• Data under study
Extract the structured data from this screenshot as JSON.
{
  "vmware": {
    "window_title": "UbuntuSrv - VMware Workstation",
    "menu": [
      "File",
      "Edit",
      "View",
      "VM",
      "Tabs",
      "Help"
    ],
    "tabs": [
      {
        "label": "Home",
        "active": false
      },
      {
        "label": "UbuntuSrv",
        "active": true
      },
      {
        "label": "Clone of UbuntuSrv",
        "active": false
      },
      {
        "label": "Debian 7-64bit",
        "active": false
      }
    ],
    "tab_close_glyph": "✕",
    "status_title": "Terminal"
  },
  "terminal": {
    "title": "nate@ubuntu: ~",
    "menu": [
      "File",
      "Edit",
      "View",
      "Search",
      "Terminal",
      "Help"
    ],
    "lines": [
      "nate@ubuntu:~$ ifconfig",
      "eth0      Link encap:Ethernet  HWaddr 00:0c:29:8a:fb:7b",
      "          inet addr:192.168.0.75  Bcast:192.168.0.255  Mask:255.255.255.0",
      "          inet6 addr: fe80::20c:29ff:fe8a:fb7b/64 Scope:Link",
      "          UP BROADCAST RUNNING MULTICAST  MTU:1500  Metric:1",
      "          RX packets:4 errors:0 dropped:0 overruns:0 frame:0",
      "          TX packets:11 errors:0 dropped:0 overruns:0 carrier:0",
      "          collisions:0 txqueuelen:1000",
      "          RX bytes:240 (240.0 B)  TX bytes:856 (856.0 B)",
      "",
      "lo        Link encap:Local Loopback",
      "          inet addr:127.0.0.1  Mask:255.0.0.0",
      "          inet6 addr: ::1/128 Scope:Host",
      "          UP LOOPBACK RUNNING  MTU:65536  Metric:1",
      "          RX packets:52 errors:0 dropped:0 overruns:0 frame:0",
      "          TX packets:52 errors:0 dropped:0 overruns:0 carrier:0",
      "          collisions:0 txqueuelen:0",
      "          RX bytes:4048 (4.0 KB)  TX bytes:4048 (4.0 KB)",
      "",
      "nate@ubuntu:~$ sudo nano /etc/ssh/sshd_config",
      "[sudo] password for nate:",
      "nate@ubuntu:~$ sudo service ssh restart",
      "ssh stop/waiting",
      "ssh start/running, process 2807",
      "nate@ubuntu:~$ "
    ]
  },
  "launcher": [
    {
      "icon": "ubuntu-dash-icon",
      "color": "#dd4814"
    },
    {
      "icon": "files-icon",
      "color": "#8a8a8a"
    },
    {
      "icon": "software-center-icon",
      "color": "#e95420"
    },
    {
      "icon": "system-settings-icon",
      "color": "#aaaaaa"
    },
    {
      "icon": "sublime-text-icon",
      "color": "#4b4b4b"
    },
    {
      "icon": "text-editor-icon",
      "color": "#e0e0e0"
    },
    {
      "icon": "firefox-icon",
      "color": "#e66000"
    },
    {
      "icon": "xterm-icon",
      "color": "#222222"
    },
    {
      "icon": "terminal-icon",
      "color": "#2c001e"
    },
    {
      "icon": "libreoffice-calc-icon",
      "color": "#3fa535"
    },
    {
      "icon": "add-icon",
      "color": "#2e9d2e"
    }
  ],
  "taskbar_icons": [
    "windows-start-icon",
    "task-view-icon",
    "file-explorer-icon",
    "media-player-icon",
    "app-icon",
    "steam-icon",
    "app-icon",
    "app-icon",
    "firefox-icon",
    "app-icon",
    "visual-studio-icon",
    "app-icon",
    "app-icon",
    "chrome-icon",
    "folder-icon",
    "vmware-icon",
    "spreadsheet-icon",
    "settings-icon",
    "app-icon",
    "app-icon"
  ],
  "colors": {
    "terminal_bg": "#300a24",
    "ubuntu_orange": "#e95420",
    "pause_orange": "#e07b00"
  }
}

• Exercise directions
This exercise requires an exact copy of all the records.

• Output below
Extract the structured data from this screenshot as JSON.
{
  "vmware": {
    "window_title": "UbuntuSrv - VMware Workstation",
    "menu": [
      "File",
      "Edit",
      "View",
      "VM",
      "Tabs",
      "Help"
    ],
    "tabs": [
      {
        "label": "Home",
        "active": false
      },
      {
        "label": "UbuntuSrv",
        "active": true
      },
      {
        "label": "Clone of UbuntuSrv",
        "active": false
      },
      {
        "label": "Debian 7-64bit",
        "active": false
      }
    ],
    "tab_close_glyph": "✕",
    "status_title": "Terminal"
  },
  "terminal": {
    "title": "nate@ubuntu: ~",
    "menu": [
      "File",
      "Edit",
      "View",
      "Search",
      "Terminal",
      "Help"
    ],
    "lines": [
      "nate@ubuntu:~$ ifconfig",
      "eth0      Link encap:Ethernet  HWaddr 00:0c:29:8a:fb:7b",
      "          inet addr:192.168.0.75  Bcast:192.168.0.255  Mask:255.255.255.0",
      "          inet6 addr: fe80::20c:29ff:fe8a:fb7b/64 Scope:Link",
      "          UP BROADCAST RUNNING MULTICAST  MTU:1500  Metric:1",
      "          RX packets:4 errors:0 dropped:0 overruns:0 frame:0",
      "          TX packets:11 errors:0 dropped:0 overruns:0 carrier:0",
      "          collisions:0 txqueuelen:1000",
      "          RX bytes:240 (240.0 B)  TX bytes:856 (856.0 B)",
      "",
      "lo        Link encap:Local Loopback",
      "          inet addr:127.0.0.1  Mask:255.0.0.0",
      "          inet6 addr: ::1/128 Scope:Host",
      "          UP LOOPBACK RUNNING  MTU:65536  Metric:1",
      "          RX packets:52 errors:0 dropped:0 overruns:0 frame:0",
      "          TX packets:52 errors:0 dropped:0 overruns:0 carrier:0",
      "          collisions:0 txqueuelen:0",
      "          RX bytes:4048 (4.0 KB)  TX bytes:4048 (4.0 KB)",
      "",
      "nate@ubuntu:~$ sudo nano /etc/ssh/sshd_config",
      "[sudo] password for nate:",
      "nate@ubuntu:~$ sudo service ssh restart",
      "ssh stop/waiting",
      "ssh start/running, process 2807",
      "nate@ubuntu:~$ "
    ]
  },
  "launcher": [
    {
      "icon": "ubuntu-dash-icon",
      "color": "#dd4814"
    },
    {
      "icon": "files-icon",
      "color": "#8a8a8a"
    },
    {
      "icon": "software-center-icon",
      "color": "#e95420"
    },
    {
      "icon": "system-settings-icon",
      "color": "#aaaaaa"
    },
    {
      "icon": "sublime-text-icon",
      "color": "#4b4b4b"
    },
    {
      "icon": "text-editor-icon",
      "color": "#e0e0e0"
    },
    {
      "icon": "firefox-icon",
      "color": "#e66000"
    },
    {
      "icon": "xterm-icon",
      "color": "#222222"
    },
    {
      "icon": "terminal-icon",
      "color": "#2c001e"
    },
    {
      "icon": "libreoffice-calc-icon",
      "color": "#3fa535"
    },
    {
      "icon": "add-icon",
      "color": "#2e9d2e"
    }
  ],
  "taskbar_icons": [
    "windows-start-icon",
    "task-view-icon",
    "file-explorer-icon",
    "media-player-icon",
    "app-icon",
    "steam-icon",
    "app-icon",
    "app-icon",
    "firefox-icon",
    "app-icon",
    "visual-studio-icon",
    "app-icon",
    "app-icon",
    "chrome-icon",
    "folder-icon",
    "vmware-icon",
    "spreadsheet-icon",
    "settings-icon",
    "app-icon",
    "app-icon"
  ],
  "colors": {
    "terminal_bg": "#300a24",
    "ubuntu_orange": "#e95420",
    "pause_orange": "#e07b00"
  }
}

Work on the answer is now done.